Presenting such a deeply personal piece has its emotional risks for the performer. I was curious to know how Hall protects himself. “I come from a mixed-arts background and find ways to set up boundaries where things are very scripted and therefore create a distance for me the performer. I take myself to some difficult places, but I know where the lines are for me. There is also hope within First Time. A key moment was when I realised that I survived and still survive. I’m thankful for every day I’m alive in general, not just related to HIV.”
Hall studied theatre performance and has worked for various companies. But, along the way, he became increasingly interested in producing projects aimed at young people. One such production became the catalyst for Hall to reveal his HIV status.
“I worked with Contact Theatre’s young company on Under the Covers, a piece about sex and sexuality. The brutal honesty and vulnerability of the people involved made me realise that I needed to step up to the plate and practice what I preach in the work I do. Burying my feelings for so long, and not telling my family about my HIV status, meant that I was leading a double life. On the surface I was making everything appear perfect but underneath there were too many cracks to paper over and eventually it all came stumbling out.’
It sounds as though the experience of making his HIV status public felt like coming out all over again.
“Completely. The longer you live with it, the longer you understand it and understand yourself, similar to how you are with your sexuality. I was at a George House Trust event and half the speakers had gone many years without telling people. There was a theme of being ashamed and hiding away. For me it had to be all or nothing and I’m now in a place where I can take it all on.”
As people become more informed about HIV, you might assume that the level of paranoia and adverse reaction has reduced. The reality, as Hall explains, is that many people remain unenlightened.
“Unfortunately, discrimination still goes on in the workplace and many people don’t understand what to do when they work with someone who is HIV. When I was diagnosed, I was very aware of being careful who I told. You don’t know where such personal information might go or what a person might do with it. I know of someone who told their employer and realised that, after five years, they’d never once been put on the same rota with certain managers who knew. Even in healthcare there are issues with staff saying a patient’s status out loud in wards or asking people to take the last appointments of the day. Luckily, working in an arts environment I’ve had lots of supportive reactions.”
The LGBT+ community are often weighed down by labels. Ongoing concerns about what terms are PC (or not) can feel like a minefield but, for Hall, things are becoming clearer.
“I’m gay but I always say I’m queer. I reclaimed that word because for a long time I felt a little ashamed about the way some gay men like to lead their lives. With this show, I’m presenting a version of myself that previously I might have hidden from people. It’s a demand for equality to not do my life the same as everyone else. There’s a theme of making a mess of my life and of always wanting to tidy things up. By the end of the show I make a realisation that I need to accept that I can’t tidy everything up and that that’s OK because we’re human, messy and complicated.”
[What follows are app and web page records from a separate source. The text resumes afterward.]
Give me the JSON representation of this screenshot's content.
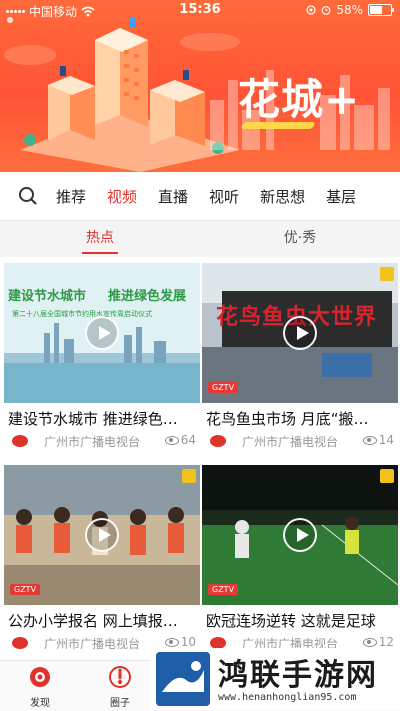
{
  "status_bar": {
    "carrier": "中国移动",
    "time": "15:36",
    "battery": "58%",
    "battery_level": 0.58,
    "icons": [
      "wifi-icon",
      "location-icon",
      "alarm-icon",
      "battery-icon"
    ]
  },
  "header": {
    "brand": "花城+"
  },
  "nav": {
    "search_icon": "search-icon",
    "items": [
      "推荐",
      "视频",
      "直播",
      "视听",
      "新思想",
      "基层"
    ],
    "active_index": 1
  },
  "subtabs": {
    "items": [
      "热点",
      "优·秀"
    ],
    "active_index": 0
  },
  "videos": [
    {
      "title": "建设节水城市 推进绿色…",
      "source": "广州市广播电视台",
      "views": "64",
      "thumb_text_1": "建设节水城市",
      "thumb_text_2": "推进绿色发展",
      "thumb_caption": "第二十八届全国城市节约用水宣传周启动仪式"
    },
    {
      "title": "花鸟鱼虫市场 月底“搬…",
      "source": "广州市广播电视台",
      "views": "14",
      "thumb_text_1": "花鸟鱼虫大世界"
    },
    {
      "title": "公办小学报名 网上填报…",
      "source": "广州市广播电视台",
      "views": "10"
    },
    {
      "title": "欧冠连场逆转 这就是足球",
      "source": "广州市广播电视台",
      "views": "12"
    }
  ],
  "tabbar": {
    "items": [
      {
        "label": "发现",
        "icon": "discover-icon"
      },
      {
        "label": "圈子",
        "icon": "circle-icon"
      }
    ]
  },
  "watermark": {
    "name": "鸿联手游网",
    "url": "www.henanhonglian95.com"
  },
  "colors": {
    "accent": "#e0322c",
    "banner": "#ff5436",
    "brand_highlight": "#ffd84a"
  }
}
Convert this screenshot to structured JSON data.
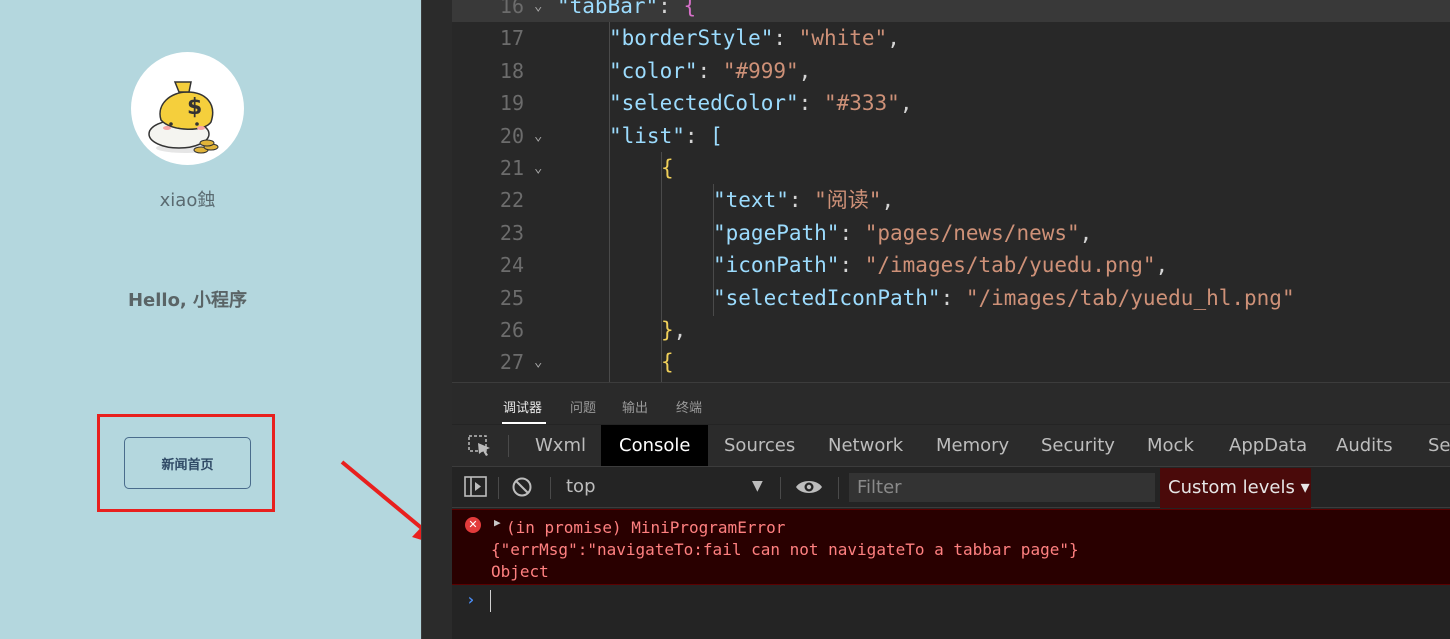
{
  "simulator": {
    "nickname": "xiao鉵",
    "greeting": "Hello, 小程序",
    "news_button_label": "新闻首页"
  },
  "editor": {
    "lines": [
      {
        "n": "16",
        "fold": "⌄",
        "parts": [
          [
            "tok-key",
            "\"tabBar\""
          ],
          [
            "tok-punc",
            ": "
          ],
          [
            "tok-brace2",
            "{"
          ]
        ]
      },
      {
        "n": "17",
        "fold": "",
        "parts": [
          [
            "tok-key",
            "\"borderStyle\""
          ],
          [
            "tok-punc",
            ": "
          ],
          [
            "tok-str",
            "\"white\""
          ],
          [
            "tok-punc",
            ","
          ]
        ]
      },
      {
        "n": "18",
        "fold": "",
        "parts": [
          [
            "tok-key",
            "\"color\""
          ],
          [
            "tok-punc",
            ": "
          ],
          [
            "tok-str",
            "\"#999\""
          ],
          [
            "tok-punc",
            ","
          ]
        ]
      },
      {
        "n": "19",
        "fold": "",
        "parts": [
          [
            "tok-key",
            "\"selectedColor\""
          ],
          [
            "tok-punc",
            ": "
          ],
          [
            "tok-str",
            "\"#333\""
          ],
          [
            "tok-punc",
            ","
          ]
        ]
      },
      {
        "n": "20",
        "fold": "⌄",
        "parts": [
          [
            "tok-key",
            "\"list\""
          ],
          [
            "tok-punc",
            ": "
          ],
          [
            "tok-key",
            "["
          ]
        ]
      },
      {
        "n": "21",
        "fold": "⌄",
        "parts": [
          [
            "tok-brace",
            "{"
          ]
        ]
      },
      {
        "n": "22",
        "fold": "",
        "parts": [
          [
            "tok-key",
            "\"text\""
          ],
          [
            "tok-punc",
            ": "
          ],
          [
            "tok-str",
            "\"阅读\""
          ],
          [
            "tok-punc",
            ","
          ]
        ]
      },
      {
        "n": "23",
        "fold": "",
        "parts": [
          [
            "tok-key",
            "\"pagePath\""
          ],
          [
            "tok-punc",
            ": "
          ],
          [
            "tok-str",
            "\"pages/news/news\""
          ],
          [
            "tok-punc",
            ","
          ]
        ]
      },
      {
        "n": "24",
        "fold": "",
        "parts": [
          [
            "tok-key",
            "\"iconPath\""
          ],
          [
            "tok-punc",
            ": "
          ],
          [
            "tok-str",
            "\"/images/tab/yuedu.png\""
          ],
          [
            "tok-punc",
            ","
          ]
        ]
      },
      {
        "n": "25",
        "fold": "",
        "parts": [
          [
            "tok-key",
            "\"selectedIconPath\""
          ],
          [
            "tok-punc",
            ": "
          ],
          [
            "tok-str",
            "\"/images/tab/yuedu_hl.png\""
          ]
        ]
      },
      {
        "n": "26",
        "fold": "",
        "parts": [
          [
            "tok-brace",
            "}"
          ],
          [
            "tok-punc",
            ","
          ]
        ]
      },
      {
        "n": "27",
        "fold": "⌄",
        "parts": [
          [
            "tok-brace",
            "{"
          ]
        ]
      }
    ]
  },
  "devtools": {
    "top_tabs": [
      "调试器",
      "问题",
      "输出",
      "终端"
    ],
    "panel_tabs": [
      "Wxml",
      "Console",
      "Sources",
      "Network",
      "Memory",
      "Security",
      "Mock",
      "AppData",
      "Audits",
      "Se"
    ],
    "active_panel": "Console",
    "context": "top",
    "filter_placeholder": "Filter",
    "levels_label": "Custom levels ▾",
    "error": {
      "line1": "(in promise) MiniProgramError",
      "line2": "{\"errMsg\":\"navigateTo:fail can not navigateTo a tabbar page\"}",
      "line3": "Object"
    },
    "prompt": "›"
  },
  "colors": {
    "simulator_bg": "#b4d7de",
    "highlight": "#e8201e",
    "error_bg": "#290000",
    "error_text": "#ff8080",
    "levels_bg": "#4a0a0a"
  }
}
Photos by Lee Baxter and Anton Mellor
First Time is showing at Waterside in Trafford from November 29 until December 1, 2018. For more information, or to book tickets, click here.